Managing what Kehilla has faced in recent years – the stress of the financial crisis, civic strife from the Bay Area to the Middle East, and three changes of executive directors – has demanded the skills of an acrobat. It’s a good thing we had one.
SAM Luckey finished her last performance with the Topsy Turvy Queer Circus in June, right after stepping down from the Kehilla Board of Trustees. A week later, she traveled to Boston, Massachusetts where she has enrolled as a rabbinical student at Hebrew College.
As the news traveled throughout the Kehilla community, members were torn between mourning the loss of SAM’s leadership at Kehilla and celebrating her new role in the wider world of Judaism.
“I’m sorry to lose her to rabbinic school but I have every confidence we’ll be hearing from her frequently — and that we’ll see great things from her in the years ahead,” says Jay Koch, who has served with SAM on the Board of Trustees.
In many ways, SAM represents the promise of Kehilla’s future.
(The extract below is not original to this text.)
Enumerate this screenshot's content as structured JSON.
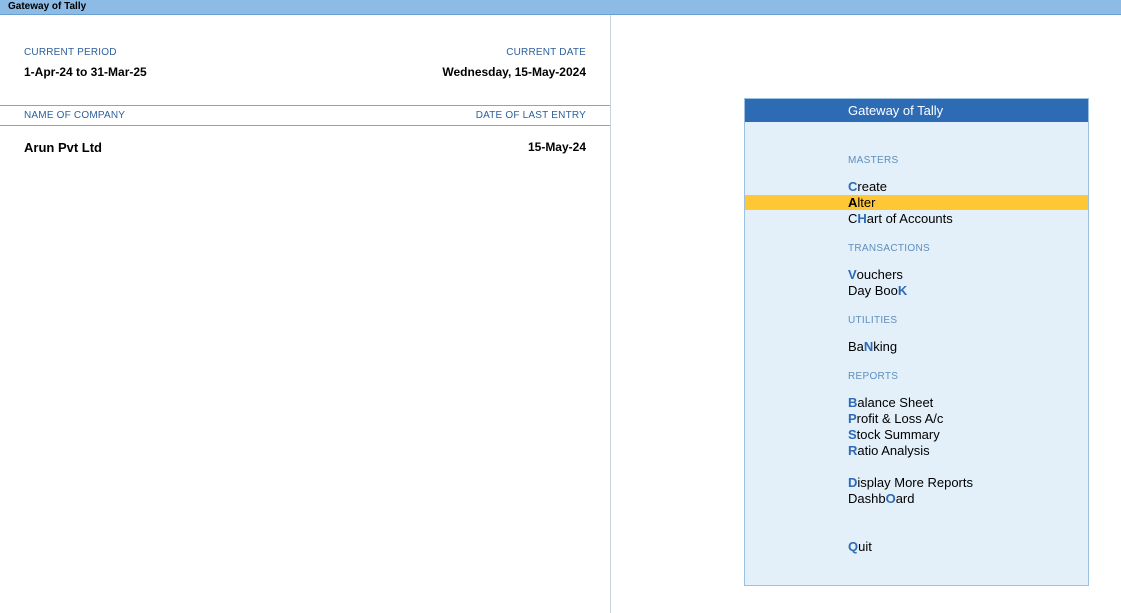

She first came to the synagogue’s High Holy Day services as the child of members Paul Kivel and Micki Luckey, and joined the school in fifth grade to prepare for her bat mitzvah.
After completing that program, she acquired leadership training at Jewish Youth for Community Action and continued her Jewish studies at Berkeley Midrasha.
But after high school, she chose to pursue her passion for circus arts. She spent two years in a professional circus school, Circus Space, in London. Then she worked in a variety of circuses, including a stint traveling with the Ringling Brothers.
An injured shoulder brought her back to her parents’ home seven years ago. While recuperating there, she reconnected to Kehilla, which had meanwhile moved very nearby. “Exciting stuff is going on here,” she remembers thinking after she came to check it out.
Still in her twenties, she stood out in a synagogue dominated by Baby Boomers and their school-age children. But that never gave her pause. “I’m a chameleon,” she says. “I hang out with people from zero to 96.”
She looked for ways to become more involved. For a while, she helped connect callers to Jewish services through a database managed under contract by Kehilla. She also tried leading High Holy Days services for fourth and fifth graders. “That wasn’t really my forte,” she says.
What appealed to her more was the Welcoming Synagogues Project, a nationwide effort to make synagogues more welcoming to LGBTQIA congregants.
In her work there, she typified some of Kehilla’s core values, says Eva Pettersson/Bodrogi. ”She represents the open-mindedness, thinking out-of-the-boxness and the sweetest and bold queerness.”
The role also brought her to the attention of other members of the Board of Trustees who were looking for a younger member to diversify the group. She quickly proved she was no token.
“The youngest member of the Board became its co-chair and helped lead the synagogue through the challenges we faced, and did so with a quiet and steady presence that inspired confidence,” says Rabbi David Cooper.
Fellow board member Lynn Bravewomon celebrates SAM’s “ability to listen and summarize and focus on capturing all voices in a group, bringing positive attitude and a lightness to thinking out loud.”
With Wendy Buffet, SAM revived the synagogue’s Membership Committee, organizing a team to welcome new congregants and encourage those considering membership.
But perhaps SAM’s greatest initiative has been Glitter Kehilla, a new organization she founded with Talya Husbands-Hankin to diversify the synagogue as a whole.
A community for people in their 20s and 30s, Glitter Kehilla welcomes all genders and sexualities. A series of Shabbat services and other gatherings has quickly burgeoned to a Facebook and email list of over 250 people, several of whom have already joined Kehilla as full members.
While she has worked to build the community, SAM says, Kehilla has continued to nurture her spiritual growth. “In addition to coming to services, I’ve really taken advantage of the adult education,” she says. “I’ve taken at least ten courses.”
One of the first classes made a particular impression. Coming from an interfaith family, she had a passion for comparative religions. But she was struck by Abraham Joshua Heschel’s advice to spiritual seekers to go deeper into one tradition. “I want to study religion,” she thought to herself. “What I should do is study Judaism, to have that foundation for my personal practice, and from there to do interreligious community building and study.”
During a 2011 retreat with the Aleph Alliance for Jewish Renewal in Redlands, California, she made the decision to become a rabbi.
She will spend six years at Hebrew College, a nondenominational seminary, beginning with intensive Hebrew study this summer.
She assures us we haven’t lost her. “I want to stay connected to the community and bring back what I’ve learned,” she says.
After ordination she hopes to work at a congregation, ideally in the Bay Area. She also plans to continue doing circus work.
Wherever she ends up, one thing is certain. They’ll be damn lucky to get SAM Luckey.